It's really fantastic. The user experiences that businesses are creating. And it's our belief that this approach to composable or headless is viewed as sort of the leading edge and the most modern approach for companies that are capable of pulling it off. And certainly the tech analysts are saying the same thing. So, demand is strong and I'll leave it to RA when we next provide formal data updates on that. Thanks for the question.
That concludes our question-and-answer session. I would now like to turn to call back over to Mr. Brent Bellm, President, CEO and Chairman for closing remarks.
Great, thanks everybody who listened in. I want to conclude with three quick takeaways worth emphasizing. The first is Q2 again was our largest and best ever quarter of subscription ARR growth and we did that in a market environment that's not the most favorable. I think that's a great indication of just how strong our core business momentum is.
We also now have posted two quarters where we're so far this year where we've beat on the top line and bottom line guidance while holding firm to our full year guidance to the street. This is in a context where many other eCommerce players have disappointed or seen their own trend lines fall behind. And so we're really confidence in the underlying strength of our business and the things we have done to adapt to it, to stay true to our full year guidance because we certainly see headwinds in parts of our P&L as we outlined in the prepared remarks.
And then the third thing is we're really excited about the increasing recognition we're getting from tech analysts and experts that BigCommerce is today, the world's most modern enterprise eCommerce platform. We're hoping that increasingly leads to ever more consideration and adoption in the quarters ahead. So thanks again everybody for joining in. we thought it was a good quarter and we look forward to talking to you again in three months.

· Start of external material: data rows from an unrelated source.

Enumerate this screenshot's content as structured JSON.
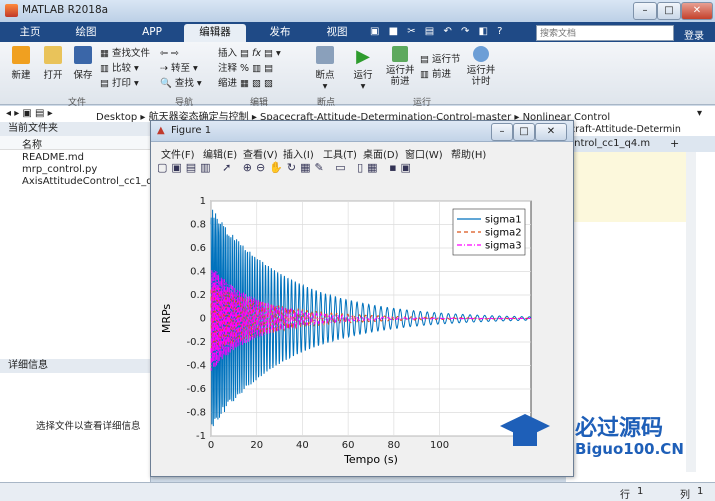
{
  "window": {
    "title": "MATLAB R2018a",
    "search_placeholder": "搜索文档",
    "login": "登录"
  },
  "tabs": [
    "主页",
    "绘图",
    "APP",
    "编辑器",
    "发布",
    "视图"
  ],
  "ribbon": {
    "new": "新建",
    "open": "打开",
    "save": "保存",
    "find_files": "查找文件",
    "compare": "比较",
    "print": "打印",
    "goto": "转至",
    "find": "查找",
    "insert": "插入",
    "comment": "注释",
    "indent": "缩进",
    "breakpoint": "断点",
    "run": "运行",
    "run_advance": "运行并\n前进",
    "run_section": "运行节",
    "advance": "前进",
    "run_time": "运行并\n计时",
    "groups": [
      "文件",
      "导航",
      "编辑",
      "断点",
      "运行"
    ]
  },
  "address": [
    "Desktop",
    "航天器姿态确定与控制",
    "Spacecraft-Attitude-Determination-Control-master",
    "Nonlinear Control"
  ],
  "left_panel": {
    "title": "当前文件夹",
    "col_name": "名称",
    "files": [
      "README.md",
      "mrp_control.py",
      "AxisAttitudeControl_cc1_q4"
    ],
    "details_title": "详细信息",
    "details_hint": "选择文件以查看详细信息"
  },
  "editor": {
    "tab_label": "craft-Attitude-Determin",
    "file_tab": "ontrol_cc1_q4.m"
  },
  "figure": {
    "title": "Figure 1",
    "menu": [
      "文件(F)",
      "编辑(E)",
      "查看(V)",
      "插入(I)",
      "工具(T)",
      "桌面(D)",
      "窗口(W)",
      "帮助(H)"
    ]
  },
  "status": {
    "row_label": "行",
    "row": "1",
    "col_label": "列",
    "col": "1"
  },
  "watermark": {
    "text1": "必过源码",
    "text2": "Biguo100.CN"
  },
  "chart_data": {
    "type": "line",
    "xlabel": "Tempo (s)",
    "ylabel": "MRPs",
    "xlim": [
      0,
      140
    ],
    "ylim": [
      -1,
      1
    ],
    "xticks": [
      0,
      20,
      40,
      60,
      80,
      100
    ],
    "yticks": [
      -1,
      -0.8,
      -0.6,
      -0.4,
      -0.2,
      0,
      0.2,
      0.4,
      0.6,
      0.8,
      1
    ],
    "grid": true,
    "legend_position": "top-right",
    "series": [
      {
        "name": "sigma1",
        "color": "#0072bd",
        "style": "solid",
        "amplitude": 0.95,
        "decay": 0.03,
        "freq_start": 1.6,
        "freq_end": 0.3
      },
      {
        "name": "sigma2",
        "color": "#d95319",
        "style": "dashed",
        "amplitude": 0.3,
        "decay": 0.035,
        "freq_start": 1.4,
        "freq_end": 0.3
      },
      {
        "name": "sigma3",
        "color": "#ff00ff",
        "style": "dashdot",
        "amplitude": 0.45,
        "decay": 0.05,
        "freq_start": 1.8,
        "freq_end": 0.35
      }
    ]
  }
}
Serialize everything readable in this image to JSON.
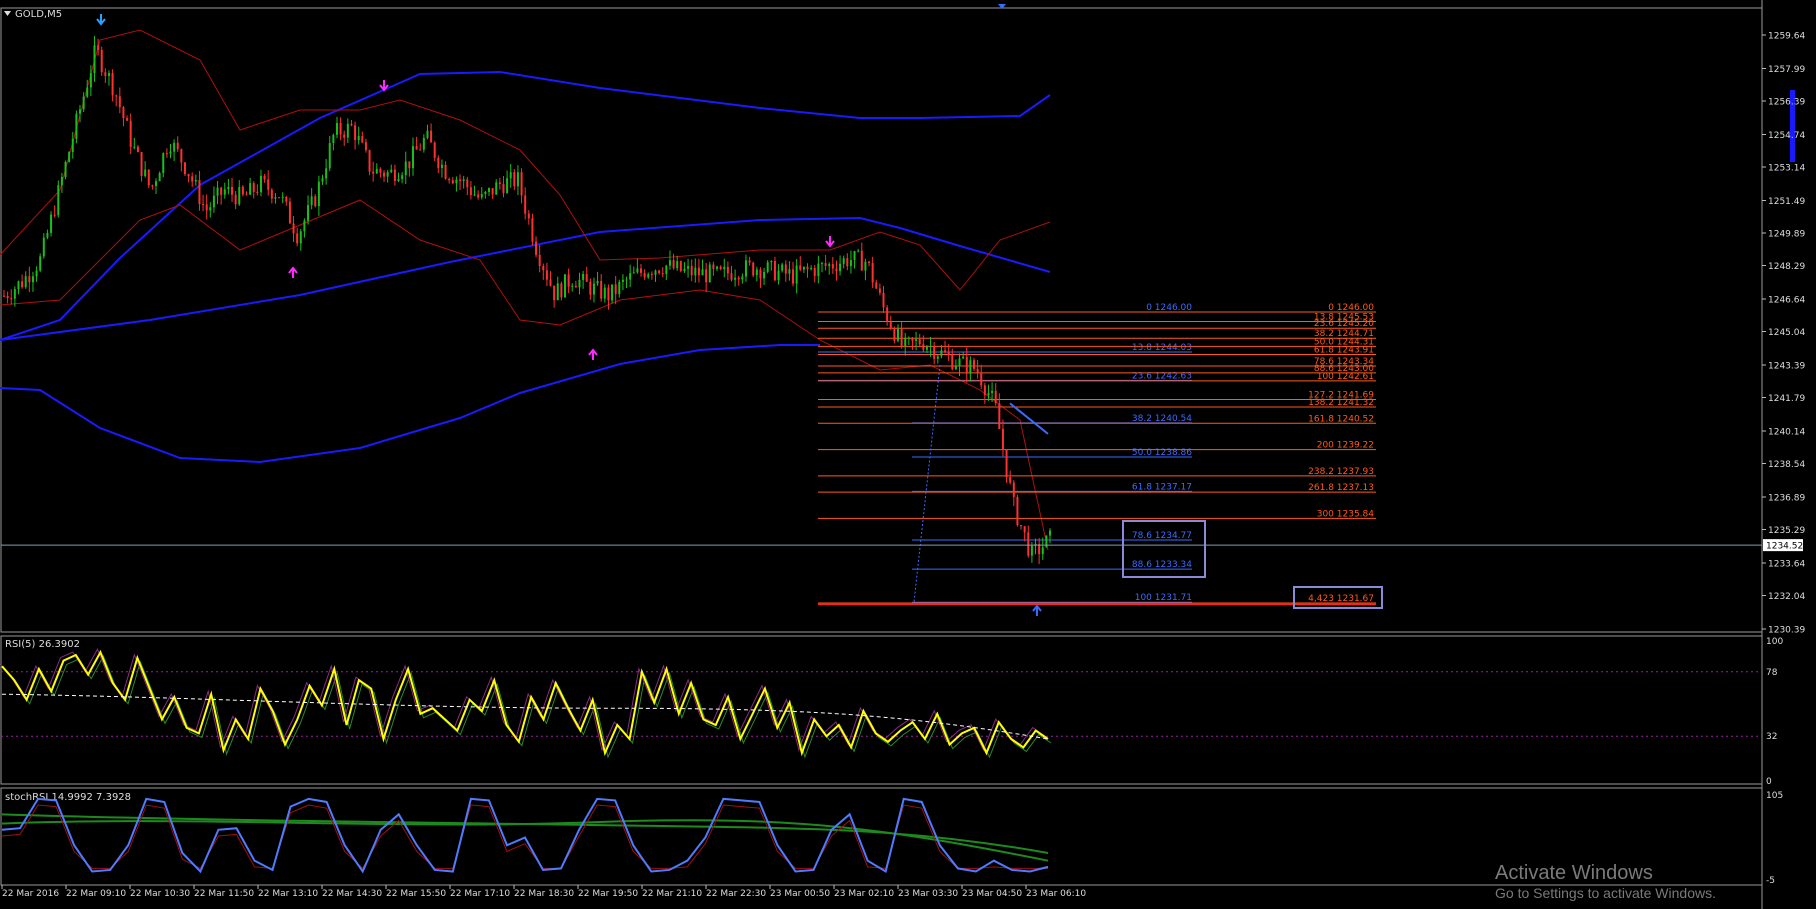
{
  "header": {
    "symbol_label": "GOLD,M5",
    "dropdown_icon": "triangle-down-icon"
  },
  "colors": {
    "background": "#000000",
    "bull_candle": "#18c018",
    "bear_candle": "#ff3030",
    "bollinger_inner": "#b01010",
    "envelope_outer": "#1a1aff",
    "fib_up": "#ff5a1a",
    "fib_down": "#3a6bff",
    "rsi_line": "#ffff00",
    "stoch_line": "#4f7cff",
    "stoch_signal": "#1e8a1e"
  },
  "chart_data": [
    {
      "type": "candlestick",
      "title": "GOLD,M5",
      "ylim": [
        1229.5,
        1261.0
      ],
      "y_ticks": [
        "1259.64",
        "1257.99",
        "1256.39",
        "1254.74",
        "1253.14",
        "1251.49",
        "1249.89",
        "1248.29",
        "1246.64",
        "1245.04",
        "1243.39",
        "1241.79",
        "1240.14",
        "1238.54",
        "1236.89",
        "1235.29",
        "1233.64",
        "1232.04",
        "1230.39"
      ],
      "current_price": "1234.52",
      "x_tick_labels": [
        "22 Mar 2016",
        "22 Mar 09:10",
        "22 Mar 10:30",
        "22 Mar 11:50",
        "22 Mar 13:10",
        "22 Mar 14:30",
        "22 Mar 15:50",
        "22 Mar 17:10",
        "22 Mar 18:30",
        "22 Mar 19:50",
        "22 Mar 21:10",
        "22 Mar 22:30",
        "23 Mar 00:50",
        "23 Mar 02:10",
        "23 Mar 03:30",
        "23 Mar 04:50",
        "23 Mar 06:10"
      ],
      "close_path": [
        1246.8,
        1247.5,
        1248.6,
        1252.0,
        1255.5,
        1258.9,
        1257.0,
        1254.2,
        1252.0,
        1254.5,
        1253.0,
        1251.0,
        1252.0,
        1251.6,
        1252.3,
        1251.8,
        1249.8,
        1251.7,
        1254.8,
        1255.1,
        1253.0,
        1252.8,
        1253.3,
        1254.6,
        1253.0,
        1252.4,
        1251.5,
        1252.3,
        1252.5,
        1249.2,
        1246.9,
        1247.7,
        1247.2,
        1246.8,
        1247.6,
        1248.1,
        1248.3,
        1248.0,
        1247.9,
        1247.8,
        1248.1,
        1248.2,
        1248.0,
        1247.8,
        1248.1,
        1248.3,
        1248.6,
        1248.5,
        1246.0,
        1244.2,
        1244.6,
        1244.0,
        1243.5,
        1243.2,
        1241.4,
        1236.5,
        1234.0,
        1234.8
      ],
      "fib_retracement_down": {
        "levels": [
          "0",
          "13.8",
          "23.6",
          "38.2",
          "50.0",
          "61.8",
          "78.6",
          "88.6",
          "100"
        ],
        "prices": [
          "1246.00",
          "1244.03",
          "1242.63",
          "1240.54",
          "1238.86",
          "1237.17",
          "1234.77",
          "1233.34",
          "1231.71"
        ]
      },
      "fib_extension_up": {
        "labels": [
          "0 1246.00",
          "13.8 1245.53",
          "23.6 1245.20",
          "38.2 1244.71",
          "50.0 1244.31",
          "61.8 1243.91",
          "78.6 1243.34",
          "88.6 1243.00",
          "100 1242.61",
          "127.2 1241.69",
          "138.2 1241.32",
          "161.8 1240.52",
          "200 1239.22",
          "238.2 1237.93",
          "261.8 1237.13",
          "300 1235.84",
          "4,423 1231.67"
        ],
        "prices": [
          1246.0,
          1245.53,
          1245.2,
          1244.71,
          1244.31,
          1243.91,
          1243.34,
          1243.0,
          1242.61,
          1241.69,
          1241.32,
          1240.52,
          1239.22,
          1237.93,
          1237.13,
          1235.84,
          1231.67
        ]
      }
    },
    {
      "type": "line",
      "title": "RSI(5) 26.3902",
      "ylim": [
        0,
        100
      ],
      "y_ticks": [
        "100",
        "78",
        "32",
        "0"
      ],
      "levels": [
        78,
        32
      ],
      "values": [
        82,
        72,
        58,
        80,
        64,
        86,
        90,
        76,
        92,
        70,
        58,
        88,
        66,
        44,
        60,
        38,
        34,
        62,
        22,
        44,
        30,
        66,
        50,
        26,
        44,
        68,
        54,
        80,
        40,
        72,
        66,
        30,
        58,
        80,
        48,
        52,
        44,
        36,
        58,
        50,
        72,
        40,
        28,
        60,
        44,
        70,
        52,
        36,
        58,
        20,
        40,
        30,
        78,
        56,
        80,
        48,
        70,
        44,
        40,
        60,
        30,
        48,
        66,
        38,
        56,
        20,
        44,
        32,
        40,
        24,
        50,
        34,
        28,
        36,
        42,
        30,
        48,
        26,
        34,
        38,
        20,
        42,
        30,
        24,
        36,
        30
      ]
    },
    {
      "type": "line",
      "title": "stochRSI 14.9992 7.3928",
      "ylim": [
        -5,
        105
      ],
      "y_ticks": [
        "105",
        "-5"
      ],
      "values": [
        60,
        62,
        100,
        98,
        40,
        6,
        8,
        40,
        100,
        96,
        30,
        6,
        60,
        62,
        20,
        8,
        90,
        100,
        96,
        40,
        6,
        60,
        80,
        40,
        8,
        6,
        100,
        98,
        40,
        50,
        8,
        10,
        60,
        100,
        98,
        40,
        6,
        8,
        20,
        50,
        100,
        98,
        96,
        40,
        6,
        8,
        60,
        80,
        20,
        6,
        100,
        96,
        40,
        10,
        6,
        20,
        8,
        6,
        12
      ]
    }
  ],
  "watermark": {
    "line1": "Activate Windows",
    "line2": "Go to Settings to activate Windows."
  }
}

Thank you. The conference has now concluded. Thank you for attending today's presentation. You may now disconnect.